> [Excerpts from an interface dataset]
----------------

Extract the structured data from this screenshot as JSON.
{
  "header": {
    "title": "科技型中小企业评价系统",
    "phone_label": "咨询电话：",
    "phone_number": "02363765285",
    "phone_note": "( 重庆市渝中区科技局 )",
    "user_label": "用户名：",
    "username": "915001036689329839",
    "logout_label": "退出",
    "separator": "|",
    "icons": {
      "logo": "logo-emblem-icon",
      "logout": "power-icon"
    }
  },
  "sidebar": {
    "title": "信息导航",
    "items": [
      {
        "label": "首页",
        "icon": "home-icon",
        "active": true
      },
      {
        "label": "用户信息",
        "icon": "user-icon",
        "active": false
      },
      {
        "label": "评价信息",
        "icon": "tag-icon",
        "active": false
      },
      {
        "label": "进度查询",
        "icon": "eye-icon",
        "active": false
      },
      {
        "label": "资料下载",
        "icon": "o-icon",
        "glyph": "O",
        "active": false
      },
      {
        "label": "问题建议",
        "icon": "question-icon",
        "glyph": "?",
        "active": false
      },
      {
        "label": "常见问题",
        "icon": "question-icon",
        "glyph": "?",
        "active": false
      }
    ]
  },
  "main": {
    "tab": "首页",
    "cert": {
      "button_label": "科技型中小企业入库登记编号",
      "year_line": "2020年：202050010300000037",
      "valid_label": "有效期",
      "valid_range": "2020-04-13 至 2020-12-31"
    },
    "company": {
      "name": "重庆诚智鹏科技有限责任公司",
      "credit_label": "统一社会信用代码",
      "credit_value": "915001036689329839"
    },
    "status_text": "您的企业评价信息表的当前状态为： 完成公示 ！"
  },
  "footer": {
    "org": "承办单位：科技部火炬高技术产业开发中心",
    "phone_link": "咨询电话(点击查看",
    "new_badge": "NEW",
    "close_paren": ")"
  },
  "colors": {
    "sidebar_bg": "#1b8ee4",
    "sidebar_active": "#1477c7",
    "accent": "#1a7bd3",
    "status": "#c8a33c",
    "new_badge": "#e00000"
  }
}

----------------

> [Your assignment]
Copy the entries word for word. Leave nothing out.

> [Response to this task]
Extract the structured data from this screenshot as JSON.
{
  "header": {
    "title": "科技型中小企业评价系统",
    "phone_label": "咨询电话：",
    "phone_number": "02363765285",
    "phone_note": "( 重庆市渝中区科技局 )",
    "user_label": "用户名：",
    "username": "915001036689329839",
    "logout_label": "退出",
    "separator": "|",
    "icons": {
      "logo": "logo-emblem-icon",
      "logout": "power-icon"
    }
  },
  "sidebar": {
    "title": "信息导航",
    "items": [
      {
        "label": "首页",
        "icon": "home-icon",
        "active": true
      },
      {
        "label": "用户信息",
        "icon": "user-icon",
        "active": false
      },
      {
        "label": "评价信息",
        "icon": "tag-icon",
        "active": false
      },
      {
        "label": "进度查询",
        "icon": "eye-icon",
        "active": false
      },
      {
        "label": "资料下载",
        "icon": "o-icon",
        "glyph": "O",
        "active": false
      },
      {
        "label": "问题建议",
        "icon": "question-icon",
        "glyph": "?",
        "active": false
      },
      {
        "label": "常见问题",
        "icon": "question-icon",
        "glyph": "?",
        "active": false
      }
    ]
  },
  "main": {
    "tab": "首页",
    "cert": {
      "button_label": "科技型中小企业入库登记编号",
      "year_line": "2020年：202050010300000037",
      "valid_label": "有效期",
      "valid_range": "2020-04-13 至 2020-12-31"
    },
    "company": {
      "name": "重庆诚智鹏科技有限责任公司",
      "credit_label": "统一社会信用代码",
      "credit_value": "915001036689329839"
    },
    "status_text": "您的企业评价信息表的当前状态为： 完成公示 ！"
  },
  "footer": {
    "org": "承办单位：科技部火炬高技术产业开发中心",
    "phone_link": "咨询电话(点击查看",
    "new_badge": "NEW",
    "close_paren": ")"
  },
  "colors": {
    "sidebar_bg": "#1b8ee4",
    "sidebar_active": "#1477c7",
    "accent": "#1a7bd3",
    "status": "#c8a33c",
    "new_badge": "#e00000"
  }
}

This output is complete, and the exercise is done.